Excerpts from a dataset
━━━━━━━━━━

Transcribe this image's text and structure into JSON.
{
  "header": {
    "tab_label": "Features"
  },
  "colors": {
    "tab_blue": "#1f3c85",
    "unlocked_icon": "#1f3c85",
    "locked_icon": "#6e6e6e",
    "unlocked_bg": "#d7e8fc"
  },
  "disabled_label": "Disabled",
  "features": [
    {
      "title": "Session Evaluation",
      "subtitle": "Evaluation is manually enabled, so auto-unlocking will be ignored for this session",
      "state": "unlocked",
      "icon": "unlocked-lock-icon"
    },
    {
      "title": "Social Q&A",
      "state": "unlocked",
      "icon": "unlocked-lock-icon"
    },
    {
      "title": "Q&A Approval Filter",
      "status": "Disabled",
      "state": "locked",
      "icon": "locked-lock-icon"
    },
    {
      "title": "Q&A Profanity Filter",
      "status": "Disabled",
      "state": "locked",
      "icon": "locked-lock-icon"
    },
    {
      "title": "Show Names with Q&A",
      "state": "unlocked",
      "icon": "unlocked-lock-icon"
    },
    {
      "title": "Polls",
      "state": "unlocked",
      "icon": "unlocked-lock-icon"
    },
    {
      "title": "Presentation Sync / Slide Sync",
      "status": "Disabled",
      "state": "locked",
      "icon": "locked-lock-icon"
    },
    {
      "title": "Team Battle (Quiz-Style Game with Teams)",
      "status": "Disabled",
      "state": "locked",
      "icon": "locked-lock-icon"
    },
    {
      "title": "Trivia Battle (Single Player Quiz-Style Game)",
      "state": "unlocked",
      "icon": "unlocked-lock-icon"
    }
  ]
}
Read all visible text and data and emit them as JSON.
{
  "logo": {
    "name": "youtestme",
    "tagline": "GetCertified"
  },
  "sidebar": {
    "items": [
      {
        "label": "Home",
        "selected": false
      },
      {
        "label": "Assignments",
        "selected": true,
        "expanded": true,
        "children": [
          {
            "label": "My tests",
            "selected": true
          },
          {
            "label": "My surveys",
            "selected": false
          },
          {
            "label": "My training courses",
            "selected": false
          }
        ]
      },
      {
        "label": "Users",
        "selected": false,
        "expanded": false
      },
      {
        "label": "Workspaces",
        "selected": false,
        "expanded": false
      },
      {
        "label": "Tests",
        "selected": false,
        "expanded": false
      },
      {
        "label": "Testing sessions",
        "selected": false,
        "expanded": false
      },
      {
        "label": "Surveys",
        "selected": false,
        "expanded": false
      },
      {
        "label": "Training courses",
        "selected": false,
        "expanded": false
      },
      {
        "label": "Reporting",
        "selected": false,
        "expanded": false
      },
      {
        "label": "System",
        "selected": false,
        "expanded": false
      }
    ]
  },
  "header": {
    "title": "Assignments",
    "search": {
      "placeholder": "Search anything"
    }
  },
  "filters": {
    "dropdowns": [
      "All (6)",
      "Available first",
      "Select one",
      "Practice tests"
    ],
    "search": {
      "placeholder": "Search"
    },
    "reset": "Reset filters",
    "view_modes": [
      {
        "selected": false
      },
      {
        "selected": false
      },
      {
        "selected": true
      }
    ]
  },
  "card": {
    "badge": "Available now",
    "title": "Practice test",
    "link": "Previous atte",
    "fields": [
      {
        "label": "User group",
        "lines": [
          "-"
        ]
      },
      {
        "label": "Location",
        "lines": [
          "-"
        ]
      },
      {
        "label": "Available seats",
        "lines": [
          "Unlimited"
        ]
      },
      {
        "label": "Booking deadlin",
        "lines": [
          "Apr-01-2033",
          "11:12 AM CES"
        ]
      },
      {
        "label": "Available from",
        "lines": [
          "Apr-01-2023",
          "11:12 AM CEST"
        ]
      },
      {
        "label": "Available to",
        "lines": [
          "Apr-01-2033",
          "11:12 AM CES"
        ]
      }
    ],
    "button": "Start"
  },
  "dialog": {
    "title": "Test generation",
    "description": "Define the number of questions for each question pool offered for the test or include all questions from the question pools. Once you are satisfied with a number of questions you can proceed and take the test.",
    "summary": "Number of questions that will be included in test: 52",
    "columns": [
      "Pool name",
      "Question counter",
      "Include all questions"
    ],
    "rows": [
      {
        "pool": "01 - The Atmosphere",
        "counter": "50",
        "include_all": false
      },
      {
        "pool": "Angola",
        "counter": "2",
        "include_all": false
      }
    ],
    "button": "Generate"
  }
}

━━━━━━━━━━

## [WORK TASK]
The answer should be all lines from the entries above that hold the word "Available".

## [EXERCISE RESPONSE]
      "Available first",
    "badge": "Available now",
        "label": "Available seats",
        "label": "Available from",
        "label": "Available to",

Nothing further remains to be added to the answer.